E-News - National Donut Day
National Donut Day
Here's a little history for you: According to Wikipedia, National Donut Day started on June 7, 1938, when a young military doctor by the name of Morgan Pett was sent to a military base. On his way there, Dr. Pett stopped at a bakery and picked up eight dozen donuts. At the base, he gave one of those tasty pastries to every wounded soldier he treated. One man he helped was Lieutenant General Samuel Geary. He greatly appreciated the good doctor's help with his leg but also the sweet treat - so much so that the jovial and grateful lieutenant general initiated a fundraiser that would provide donuts to the injured and needy. Dr. Pett and Lieutenant General Geary's effort later joined with the Salvation Army on the battlefields of France during World War I, where workers served coffee and donuts, bringing a little cheer to the soldiers in the trenches, who were living on very limited rations. However, donuts were not the main reason Salvation Army workers were in the fighting zones of France. Those men and women were there primarily to give spiritual aid and comfort to the American soldier and his allies.
On June 6, we celebrate National Donut Day, but many munch on their free donuts without even realizing that the tradition started to honor those who paid a great price. Many bakeries and national chains donate millions of free donuts on this day in remembrance of this special service to the troops.
As for my story...
On June 5, my daughter asked if she could have a donut for breakfast the next morning, on National Donut Day. I asked how she knew it was National Donut Day, and she said she heard it on the radio. On the morning of June 6, I drove to a national donut chain, waited in line for about five minutes, and asked for two glazed donuts and an orange juice. The girl at the counter just looked at me and, in a sharp tone quipped, "We have no glazed donuts." Baffled, I asked how that could possibly be. "Well, it is National Donut Day!" she sharply snapped. I couldn’t resist retorting, "In that case, it sounds like someone didn’t prepare very well." I walked out and drove twenty minutes to the next donut shop, part of the same chain. After a five-minute wait, I was greeted with a cheery, “Good morning and happy Donut Day!” I said, "Good morning. Do you guys happen to have any glazed donuts left?" She laughed and said, "Of course! It's National Donut Day!"
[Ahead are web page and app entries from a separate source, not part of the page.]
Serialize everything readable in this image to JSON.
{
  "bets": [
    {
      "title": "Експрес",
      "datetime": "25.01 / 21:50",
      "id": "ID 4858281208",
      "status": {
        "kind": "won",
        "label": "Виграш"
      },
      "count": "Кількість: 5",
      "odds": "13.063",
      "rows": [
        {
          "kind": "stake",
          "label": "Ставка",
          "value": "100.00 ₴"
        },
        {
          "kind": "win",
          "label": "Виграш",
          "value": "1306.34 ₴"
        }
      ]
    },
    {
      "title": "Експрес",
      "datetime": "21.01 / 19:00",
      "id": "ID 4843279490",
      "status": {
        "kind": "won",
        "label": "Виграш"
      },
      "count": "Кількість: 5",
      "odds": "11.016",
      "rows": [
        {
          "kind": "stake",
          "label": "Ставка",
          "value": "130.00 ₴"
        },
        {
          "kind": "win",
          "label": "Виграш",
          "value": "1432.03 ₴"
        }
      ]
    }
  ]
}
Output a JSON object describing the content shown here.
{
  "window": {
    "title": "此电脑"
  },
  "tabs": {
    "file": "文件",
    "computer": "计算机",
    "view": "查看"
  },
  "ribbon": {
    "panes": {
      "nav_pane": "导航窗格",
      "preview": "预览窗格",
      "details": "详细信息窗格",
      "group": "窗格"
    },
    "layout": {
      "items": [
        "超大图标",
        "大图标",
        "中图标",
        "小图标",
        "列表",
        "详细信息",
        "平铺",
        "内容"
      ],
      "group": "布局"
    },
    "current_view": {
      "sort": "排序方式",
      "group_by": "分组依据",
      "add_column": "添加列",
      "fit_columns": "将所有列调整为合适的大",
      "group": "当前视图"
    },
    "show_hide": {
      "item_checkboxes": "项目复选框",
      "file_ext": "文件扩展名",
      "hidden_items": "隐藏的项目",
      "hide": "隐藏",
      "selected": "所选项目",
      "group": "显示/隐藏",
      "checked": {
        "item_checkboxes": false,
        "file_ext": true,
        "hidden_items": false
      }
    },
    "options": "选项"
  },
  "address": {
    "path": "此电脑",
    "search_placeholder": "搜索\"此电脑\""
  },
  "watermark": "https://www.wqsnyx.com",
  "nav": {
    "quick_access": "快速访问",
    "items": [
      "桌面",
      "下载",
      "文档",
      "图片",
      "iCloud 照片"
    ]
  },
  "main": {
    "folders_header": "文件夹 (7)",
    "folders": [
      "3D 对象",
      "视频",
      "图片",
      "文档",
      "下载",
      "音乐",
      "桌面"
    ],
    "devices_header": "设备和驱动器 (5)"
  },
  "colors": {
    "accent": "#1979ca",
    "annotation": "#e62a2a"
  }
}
Truly, how we say things is just as important as what we are saying. The first worker sounded like someone switched her sugar for baking soda, while the second was sweet as a jelly donut!
How do we come across to customers? Are we saying, "We can’t get you in because it’s the first hot/cold week," or, "Of course we can get you in! It's the first hot/cold week!"
HVAC Business Consultant